▸ TASK INPUTS:
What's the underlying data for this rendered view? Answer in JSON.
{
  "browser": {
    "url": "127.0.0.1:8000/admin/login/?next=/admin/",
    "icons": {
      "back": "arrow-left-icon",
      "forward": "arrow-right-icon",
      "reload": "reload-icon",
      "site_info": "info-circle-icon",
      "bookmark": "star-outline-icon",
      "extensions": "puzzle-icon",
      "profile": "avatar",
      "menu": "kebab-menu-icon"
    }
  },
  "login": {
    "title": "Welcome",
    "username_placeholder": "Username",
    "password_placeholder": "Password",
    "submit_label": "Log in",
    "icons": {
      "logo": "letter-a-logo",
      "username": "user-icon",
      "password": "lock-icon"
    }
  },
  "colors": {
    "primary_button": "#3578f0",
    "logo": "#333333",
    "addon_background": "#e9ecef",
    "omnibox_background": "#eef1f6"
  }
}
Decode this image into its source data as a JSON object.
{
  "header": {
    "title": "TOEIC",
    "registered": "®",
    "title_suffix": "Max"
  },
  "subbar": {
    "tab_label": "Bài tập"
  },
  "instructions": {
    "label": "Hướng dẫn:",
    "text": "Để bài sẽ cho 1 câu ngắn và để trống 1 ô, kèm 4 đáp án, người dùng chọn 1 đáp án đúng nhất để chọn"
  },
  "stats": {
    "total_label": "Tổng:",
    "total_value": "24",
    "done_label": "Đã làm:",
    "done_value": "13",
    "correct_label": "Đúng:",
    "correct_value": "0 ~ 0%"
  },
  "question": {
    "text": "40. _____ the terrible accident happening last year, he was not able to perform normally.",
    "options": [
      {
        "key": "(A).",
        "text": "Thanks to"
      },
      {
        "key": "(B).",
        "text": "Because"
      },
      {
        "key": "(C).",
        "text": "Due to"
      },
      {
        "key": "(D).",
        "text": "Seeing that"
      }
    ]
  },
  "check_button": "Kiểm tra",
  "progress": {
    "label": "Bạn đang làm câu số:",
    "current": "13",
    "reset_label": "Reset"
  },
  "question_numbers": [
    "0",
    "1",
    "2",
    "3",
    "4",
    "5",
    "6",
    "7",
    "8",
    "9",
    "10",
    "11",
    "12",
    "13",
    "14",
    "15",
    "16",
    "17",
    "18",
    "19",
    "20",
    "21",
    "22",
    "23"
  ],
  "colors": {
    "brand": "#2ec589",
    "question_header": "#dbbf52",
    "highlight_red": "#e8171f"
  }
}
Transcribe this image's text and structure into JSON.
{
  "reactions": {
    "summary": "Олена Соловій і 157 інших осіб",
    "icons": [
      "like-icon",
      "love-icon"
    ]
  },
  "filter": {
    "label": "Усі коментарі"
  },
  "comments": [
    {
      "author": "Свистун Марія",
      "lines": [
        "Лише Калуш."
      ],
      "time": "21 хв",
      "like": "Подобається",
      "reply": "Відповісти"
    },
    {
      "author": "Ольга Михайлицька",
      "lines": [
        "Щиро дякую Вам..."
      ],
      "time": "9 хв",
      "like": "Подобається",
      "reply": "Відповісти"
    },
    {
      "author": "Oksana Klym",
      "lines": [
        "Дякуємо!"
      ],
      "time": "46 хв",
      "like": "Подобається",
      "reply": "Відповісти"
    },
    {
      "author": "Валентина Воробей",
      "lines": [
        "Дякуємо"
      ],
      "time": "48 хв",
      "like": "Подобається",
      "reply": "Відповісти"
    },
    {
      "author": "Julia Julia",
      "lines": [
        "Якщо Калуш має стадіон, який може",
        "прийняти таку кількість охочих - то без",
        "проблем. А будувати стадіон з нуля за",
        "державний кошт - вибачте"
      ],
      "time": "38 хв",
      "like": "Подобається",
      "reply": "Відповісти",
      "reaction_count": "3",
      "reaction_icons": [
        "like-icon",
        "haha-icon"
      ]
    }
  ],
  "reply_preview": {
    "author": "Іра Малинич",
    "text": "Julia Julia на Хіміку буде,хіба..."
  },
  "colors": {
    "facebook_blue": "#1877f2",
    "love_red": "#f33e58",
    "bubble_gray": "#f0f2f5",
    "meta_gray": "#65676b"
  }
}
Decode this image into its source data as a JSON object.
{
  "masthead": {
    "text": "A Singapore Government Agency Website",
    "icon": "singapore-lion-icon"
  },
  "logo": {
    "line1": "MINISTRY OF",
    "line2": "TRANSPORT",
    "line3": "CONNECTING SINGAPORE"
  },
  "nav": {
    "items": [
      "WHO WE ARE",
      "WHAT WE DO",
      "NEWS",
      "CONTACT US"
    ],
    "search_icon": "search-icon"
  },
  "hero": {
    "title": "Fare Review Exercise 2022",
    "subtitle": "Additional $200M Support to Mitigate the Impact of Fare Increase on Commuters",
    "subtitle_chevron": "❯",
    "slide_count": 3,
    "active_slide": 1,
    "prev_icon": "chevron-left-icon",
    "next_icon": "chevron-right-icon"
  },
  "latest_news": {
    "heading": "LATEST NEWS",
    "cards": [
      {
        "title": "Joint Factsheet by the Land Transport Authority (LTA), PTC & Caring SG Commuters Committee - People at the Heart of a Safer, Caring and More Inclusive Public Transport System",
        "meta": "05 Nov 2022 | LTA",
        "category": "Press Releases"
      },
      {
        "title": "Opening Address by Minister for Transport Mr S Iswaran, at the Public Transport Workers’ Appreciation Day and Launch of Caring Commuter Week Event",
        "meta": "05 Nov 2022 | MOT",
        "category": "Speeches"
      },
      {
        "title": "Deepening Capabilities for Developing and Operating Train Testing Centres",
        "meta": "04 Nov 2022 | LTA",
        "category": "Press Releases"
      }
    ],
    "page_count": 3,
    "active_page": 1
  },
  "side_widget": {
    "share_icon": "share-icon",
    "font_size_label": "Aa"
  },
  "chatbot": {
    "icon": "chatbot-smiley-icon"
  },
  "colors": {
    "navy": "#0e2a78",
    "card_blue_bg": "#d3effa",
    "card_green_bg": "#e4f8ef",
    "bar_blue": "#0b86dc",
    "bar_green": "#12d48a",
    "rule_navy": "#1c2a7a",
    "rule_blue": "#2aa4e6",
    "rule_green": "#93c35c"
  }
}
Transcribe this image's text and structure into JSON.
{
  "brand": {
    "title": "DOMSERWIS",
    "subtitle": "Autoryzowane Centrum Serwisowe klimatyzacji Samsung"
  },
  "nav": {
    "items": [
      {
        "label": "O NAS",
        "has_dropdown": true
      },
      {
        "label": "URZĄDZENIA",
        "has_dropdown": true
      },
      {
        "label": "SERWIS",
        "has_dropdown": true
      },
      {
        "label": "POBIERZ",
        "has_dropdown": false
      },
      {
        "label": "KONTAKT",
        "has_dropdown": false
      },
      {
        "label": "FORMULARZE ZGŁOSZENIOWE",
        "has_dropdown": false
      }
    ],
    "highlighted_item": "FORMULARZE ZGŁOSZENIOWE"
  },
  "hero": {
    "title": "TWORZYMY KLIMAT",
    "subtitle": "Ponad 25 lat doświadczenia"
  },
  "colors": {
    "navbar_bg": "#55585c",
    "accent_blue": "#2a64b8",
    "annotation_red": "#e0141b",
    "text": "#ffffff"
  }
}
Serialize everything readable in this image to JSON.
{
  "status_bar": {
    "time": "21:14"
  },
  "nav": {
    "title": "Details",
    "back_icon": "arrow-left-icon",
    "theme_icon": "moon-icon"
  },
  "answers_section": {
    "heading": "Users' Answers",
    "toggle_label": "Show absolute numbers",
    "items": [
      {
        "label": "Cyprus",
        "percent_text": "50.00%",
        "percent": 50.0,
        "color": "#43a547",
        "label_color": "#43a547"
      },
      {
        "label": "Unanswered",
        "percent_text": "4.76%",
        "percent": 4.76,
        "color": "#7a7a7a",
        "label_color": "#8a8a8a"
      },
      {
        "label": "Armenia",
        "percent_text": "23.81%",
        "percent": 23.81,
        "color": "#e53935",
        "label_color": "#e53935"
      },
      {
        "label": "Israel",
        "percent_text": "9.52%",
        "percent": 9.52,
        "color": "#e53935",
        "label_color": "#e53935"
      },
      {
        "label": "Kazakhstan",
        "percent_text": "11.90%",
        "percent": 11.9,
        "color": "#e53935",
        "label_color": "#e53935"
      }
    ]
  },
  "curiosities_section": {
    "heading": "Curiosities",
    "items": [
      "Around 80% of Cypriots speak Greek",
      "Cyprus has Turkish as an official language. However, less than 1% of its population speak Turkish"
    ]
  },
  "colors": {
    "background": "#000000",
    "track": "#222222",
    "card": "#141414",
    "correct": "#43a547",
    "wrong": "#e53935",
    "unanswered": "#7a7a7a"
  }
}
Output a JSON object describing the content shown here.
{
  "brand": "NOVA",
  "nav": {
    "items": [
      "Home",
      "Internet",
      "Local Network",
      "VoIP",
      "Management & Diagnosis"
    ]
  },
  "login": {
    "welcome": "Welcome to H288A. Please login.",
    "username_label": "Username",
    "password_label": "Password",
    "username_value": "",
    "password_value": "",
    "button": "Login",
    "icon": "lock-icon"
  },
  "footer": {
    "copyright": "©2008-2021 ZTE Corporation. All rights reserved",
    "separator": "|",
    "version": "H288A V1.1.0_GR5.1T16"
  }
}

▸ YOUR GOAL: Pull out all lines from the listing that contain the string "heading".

▸ ANSWER TO THE EXERCISE:
    "heading": "LATEST NEWS",
    "heading": "Users' Answers",
    "heading": "Curiosities",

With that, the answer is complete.